HI-TECH WOODEN DOME
One of the public wooden building projects currently being planned in the office is the extension to Gothenburg’s Universeum science centre. The existing building, which has been described as “an enormous, modern wooden box”, was completed in 2001 and is one of Gert Wingårdh’s personal favourites.
“There are many reasons for that; in part, the raw aesthetic is close to my heart than many other expressions that we work with and partly because the building grew from a really enjoyable process in which we collaborated with public authorities, the business sector, the University of Gothenburg, Chalmers University of Technology and the West Sweden Chamber of Commerce,” he explains.
That the exuberant atmosphere of Universeum succeeds in making young people aware of science also contributes to its status as a favourite project.
“Not only that, but half a million people pass through the building every year, something that few of our other buildings can match,” says Gert Wingårdh.
Universeum was already on the drawing board in 1998. The dynamic organisation demanded a flexible building, making wood the obvious choice of material. For the new extension, Wingårdhs has created a striking wooden dome with a diameter of 26.4 metres. The building will use digital technology to visualise science and illustrate complex events in the world’s first visualisation laboratory. At the same time, Universeum will receive an elevated profile.
“The most exciting thing will be to see how the sphere itself, the visualisation dome, is formed of polyhedrons. Universeum is the perfect arena for exploring new solutions,” says Gert Wingårdh.
The building will be clad in cedar chipboard, manufactured from waste from sawing cedar logs. The chipboard panels are delicate to the touch yet extremely durable, a necessity in the heavy urban traffic and periodic extreme weather conditions affecting the coastal city.

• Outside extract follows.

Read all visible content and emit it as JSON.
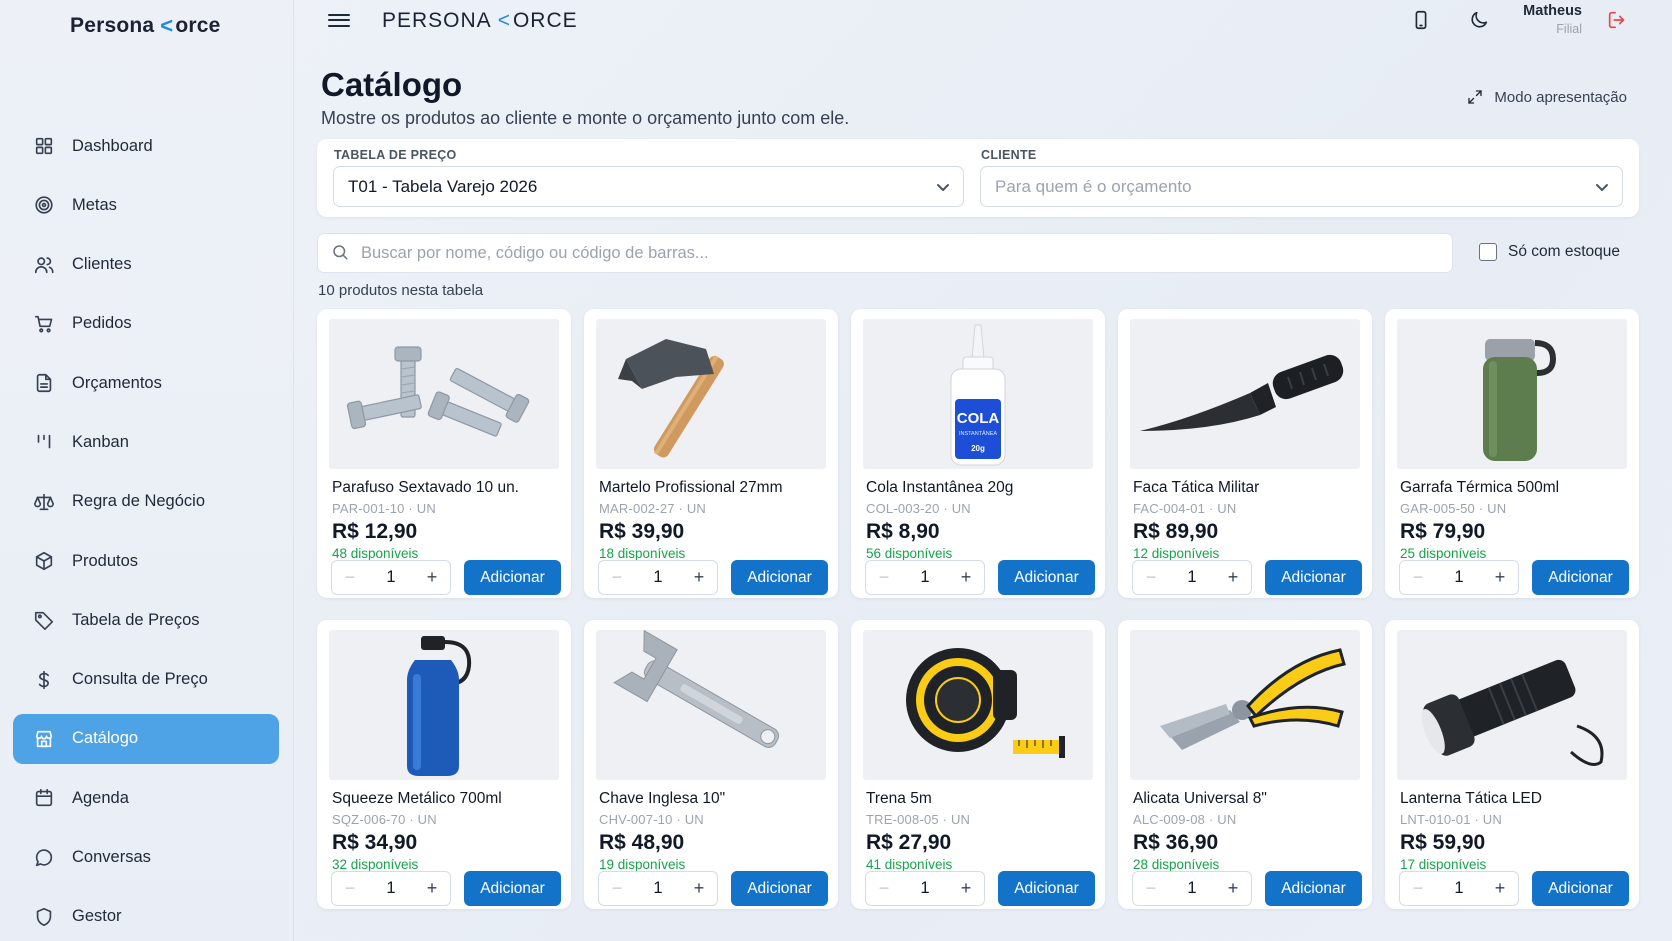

The naturally greying colour shifts that occur over time will provide the facade with a varied, vibrant surface.
ENERGY-SMART IN RECORD TIME

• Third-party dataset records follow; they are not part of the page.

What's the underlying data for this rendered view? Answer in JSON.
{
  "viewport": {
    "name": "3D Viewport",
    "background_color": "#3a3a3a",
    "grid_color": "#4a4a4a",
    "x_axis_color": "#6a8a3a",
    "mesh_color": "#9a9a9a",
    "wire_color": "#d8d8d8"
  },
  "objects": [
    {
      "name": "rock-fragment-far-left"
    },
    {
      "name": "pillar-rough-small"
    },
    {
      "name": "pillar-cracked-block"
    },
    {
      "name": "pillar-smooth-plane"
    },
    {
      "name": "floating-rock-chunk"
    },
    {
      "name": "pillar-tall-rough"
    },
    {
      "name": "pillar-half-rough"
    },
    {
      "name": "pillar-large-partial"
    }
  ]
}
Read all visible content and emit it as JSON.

Universeum was a pioneering project in terms of the kind of sustainable building that has gone from exception to rule over recent decades. This development has been rapid without being hurried. Gert Wingårdh recalls the Bo01 Malmö housing exposition of 2001 as being the starting pistol for a considerably more energy efficient building industry. This was when new requirements were set for a maximum energy consumption of 110 KWh per square metre and year. At that time, the majority of production was at around 200 KWh a year while today it has come down to 75, with 50 KWh per square metre being technically feasible.
“This is a quarter of the original consumption, which I would call excellent progress! Unlike many others, I think that the architectural industry has been remarkably quick to adapt. The level of acceptance is 100% and talking about energyefficient housing today is like preaching to the choir. It goes without saying,” says Gert Wingårdh.
A MATERIAL CHOICE THAT LIFTS A PROJECT
Gert Wingårdh has been highly aware of sustainable building for a great many years now; as early as 1988 he was awarded Sweden’s most prestigious architectural prize, the Kasper Salin Prize, for Öijared Country Club, a project in which wood, strong climate awareness, local materials and low energy consumption played a crucial role. In addition to wood’s climate-friendly attributes, Gert feels that one of its appealing aspects is the uncomplicated relationship so many people have with the material. Its decorative characteristics are deeply rooted and much loved.
“As a material, wood has always been used for interiors as it provides a warmth and colour scale that is much appreciated in Scandinavia. Whitewashing also achieves the bright, fresh feeling that has long been in demand. More public buildings should be built of wood,” believes Gert Wingårdh, who also sees great possibilities for other public structures.
“We are looking at projects with wooden road bridges and parking garages. These are not a reality as yet but they certainly will be within the near future. We see no limitations to what wood can achieve.”